# Problem statement
In your answer, every line of the records should be written out exactly.

(Interface dataset entries)
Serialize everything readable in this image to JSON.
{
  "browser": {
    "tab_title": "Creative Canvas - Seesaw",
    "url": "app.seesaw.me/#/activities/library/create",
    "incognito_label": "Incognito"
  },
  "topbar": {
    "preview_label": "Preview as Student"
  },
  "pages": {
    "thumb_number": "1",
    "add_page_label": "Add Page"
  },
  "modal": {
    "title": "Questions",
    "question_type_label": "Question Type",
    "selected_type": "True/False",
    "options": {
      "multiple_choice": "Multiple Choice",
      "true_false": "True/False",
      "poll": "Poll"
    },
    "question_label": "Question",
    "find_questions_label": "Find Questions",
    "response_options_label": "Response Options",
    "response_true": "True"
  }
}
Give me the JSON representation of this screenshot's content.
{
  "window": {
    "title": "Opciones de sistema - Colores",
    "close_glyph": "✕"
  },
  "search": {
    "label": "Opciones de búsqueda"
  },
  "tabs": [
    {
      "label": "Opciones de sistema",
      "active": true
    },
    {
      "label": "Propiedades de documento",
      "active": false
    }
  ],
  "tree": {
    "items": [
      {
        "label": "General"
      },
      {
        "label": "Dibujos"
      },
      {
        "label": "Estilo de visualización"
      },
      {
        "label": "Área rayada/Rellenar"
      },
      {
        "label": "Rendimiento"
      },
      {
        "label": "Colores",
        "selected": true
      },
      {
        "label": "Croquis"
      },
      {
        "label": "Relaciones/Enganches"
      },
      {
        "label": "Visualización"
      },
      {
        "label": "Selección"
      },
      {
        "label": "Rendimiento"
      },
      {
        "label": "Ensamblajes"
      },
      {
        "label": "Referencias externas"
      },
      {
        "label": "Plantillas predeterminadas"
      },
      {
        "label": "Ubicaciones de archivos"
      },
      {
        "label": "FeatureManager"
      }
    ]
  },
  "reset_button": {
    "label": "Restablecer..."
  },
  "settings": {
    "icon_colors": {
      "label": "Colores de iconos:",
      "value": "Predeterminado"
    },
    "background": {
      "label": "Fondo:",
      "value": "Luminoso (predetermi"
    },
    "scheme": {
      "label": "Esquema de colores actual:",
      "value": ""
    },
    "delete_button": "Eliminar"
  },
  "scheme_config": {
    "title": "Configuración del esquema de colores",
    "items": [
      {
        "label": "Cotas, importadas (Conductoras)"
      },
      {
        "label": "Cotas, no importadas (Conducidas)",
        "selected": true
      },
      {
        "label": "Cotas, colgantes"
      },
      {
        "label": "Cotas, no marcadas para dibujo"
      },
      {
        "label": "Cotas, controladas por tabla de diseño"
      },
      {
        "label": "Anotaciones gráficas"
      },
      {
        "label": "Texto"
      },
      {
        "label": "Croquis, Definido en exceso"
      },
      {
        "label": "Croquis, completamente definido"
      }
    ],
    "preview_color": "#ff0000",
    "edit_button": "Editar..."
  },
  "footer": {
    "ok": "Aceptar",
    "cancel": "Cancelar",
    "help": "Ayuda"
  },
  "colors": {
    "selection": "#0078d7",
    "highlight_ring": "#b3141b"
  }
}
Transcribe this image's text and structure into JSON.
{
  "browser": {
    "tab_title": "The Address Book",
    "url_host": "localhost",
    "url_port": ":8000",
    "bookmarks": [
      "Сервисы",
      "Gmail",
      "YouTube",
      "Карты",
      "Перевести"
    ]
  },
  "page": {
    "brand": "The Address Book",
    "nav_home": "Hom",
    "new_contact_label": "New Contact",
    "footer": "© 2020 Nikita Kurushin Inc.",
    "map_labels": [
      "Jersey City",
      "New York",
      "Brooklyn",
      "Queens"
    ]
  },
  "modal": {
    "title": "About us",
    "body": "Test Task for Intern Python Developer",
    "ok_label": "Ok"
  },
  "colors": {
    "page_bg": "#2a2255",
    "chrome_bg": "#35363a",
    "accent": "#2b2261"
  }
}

# Problem solution
Serialize everything readable in this image to JSON.
{
  "browser": {
    "tab_title": "Creative Canvas - Seesaw",
    "url": "app.seesaw.me/#/activities/library/create",
    "incognito_label": "Incognito"
  },
  "topbar": {
    "preview_label": "Preview as Student"
  },
  "pages": {
    "thumb_number": "1",
    "add_page_label": "Add Page"
  },
  "modal": {
    "title": "Questions",
    "question_type_label": "Question Type",
    "selected_type": "True/False",
    "options": {
      "multiple_choice": "Multiple Choice",
      "true_false": "True/False",
      "poll": "Poll"
    },
    "question_label": "Question",
    "find_questions_label": "Find Questions",
    "response_options_label": "Response Options",
    "response_true": "True"
  }
}
Give me the JSON representation of this screenshot's content.
{
  "window": {
    "title": "Opciones de sistema - Colores",
    "close_glyph": "✕"
  },
  "search": {
    "label": "Opciones de búsqueda"
  },
  "tabs": [
    {
      "label": "Opciones de sistema",
      "active": true
    },
    {
      "label": "Propiedades de documento",
      "active": false
    }
  ],
  "tree": {
    "items": [
      {
        "label": "General"
      },
      {
        "label": "Dibujos"
      },
      {
        "label": "Estilo de visualización"
      },
      {
        "label": "Área rayada/Rellenar"
      },
      {
        "label": "Rendimiento"
      },
      {
        "label": "Colores",
        "selected": true
      },
      {
        "label": "Croquis"
      },
      {
        "label": "Relaciones/Enganches"
      },
      {
        "label": "Visualización"
      },
      {
        "label": "Selección"
      },
      {
        "label": "Rendimiento"
      },
      {
        "label": "Ensamblajes"
      },
      {
        "label": "Referencias externas"
      },
      {
        "label": "Plantillas predeterminadas"
      },
      {
        "label": "Ubicaciones de archivos"
      },
      {
        "label": "FeatureManager"
      }
    ]
  },
  "reset_button": {
    "label": "Restablecer..."
  },
  "settings": {
    "icon_colors": {
      "label": "Colores de iconos:",
      "value": "Predeterminado"
    },
    "background": {
      "label": "Fondo:",
      "value": "Luminoso (predetermi"
    },
    "scheme": {
      "label": "Esquema de colores actual:",
      "value": ""
    },
    "delete_button": "Eliminar"
  },
  "scheme_config": {
    "title": "Configuración del esquema de colores",
    "items": [
      {
        "label": "Cotas, importadas (Conductoras)"
      },
      {
        "label": "Cotas, no importadas (Conducidas)",
        "selected": true
      },
      {
        "label": "Cotas, colgantes"
      },
      {
        "label": "Cotas, no marcadas para dibujo"
      },
      {
        "label": "Cotas, controladas por tabla de diseño"
      },
      {
        "label": "Anotaciones gráficas"
      },
      {
        "label": "Texto"
      },
      {
        "label": "Croquis, Definido en exceso"
      },
      {
        "label": "Croquis, completamente definido"
      }
    ],
    "preview_color": "#ff0000",
    "edit_button": "Editar..."
  },
  "footer": {
    "ok": "Aceptar",
    "cancel": "Cancelar",
    "help": "Ayuda"
  },
  "colors": {
    "selection": "#0078d7",
    "highlight_ring": "#b3141b"
  }
}
Transcribe this image's text and structure into JSON.
{
  "browser": {
    "tab_title": "The Address Book",
    "url_host": "localhost",
    "url_port": ":8000",
    "bookmarks": [
      "Сервисы",
      "Gmail",
      "YouTube",
      "Карты",
      "Перевести"
    ]
  },
  "page": {
    "brand": "The Address Book",
    "nav_home": "Hom",
    "new_contact_label": "New Contact",
    "footer": "© 2020 Nikita Kurushin Inc.",
    "map_labels": [
      "Jersey City",
      "New York",
      "Brooklyn",
      "Queens"
    ]
  },
  "modal": {
    "title": "About us",
    "body": "Test Task for Intern Python Developer",
    "ok_label": "Ok"
  },
  "colors": {
    "page_bg": "#2a2255",
    "chrome_bg": "#35363a",
    "accent": "#2b2261"
  }
}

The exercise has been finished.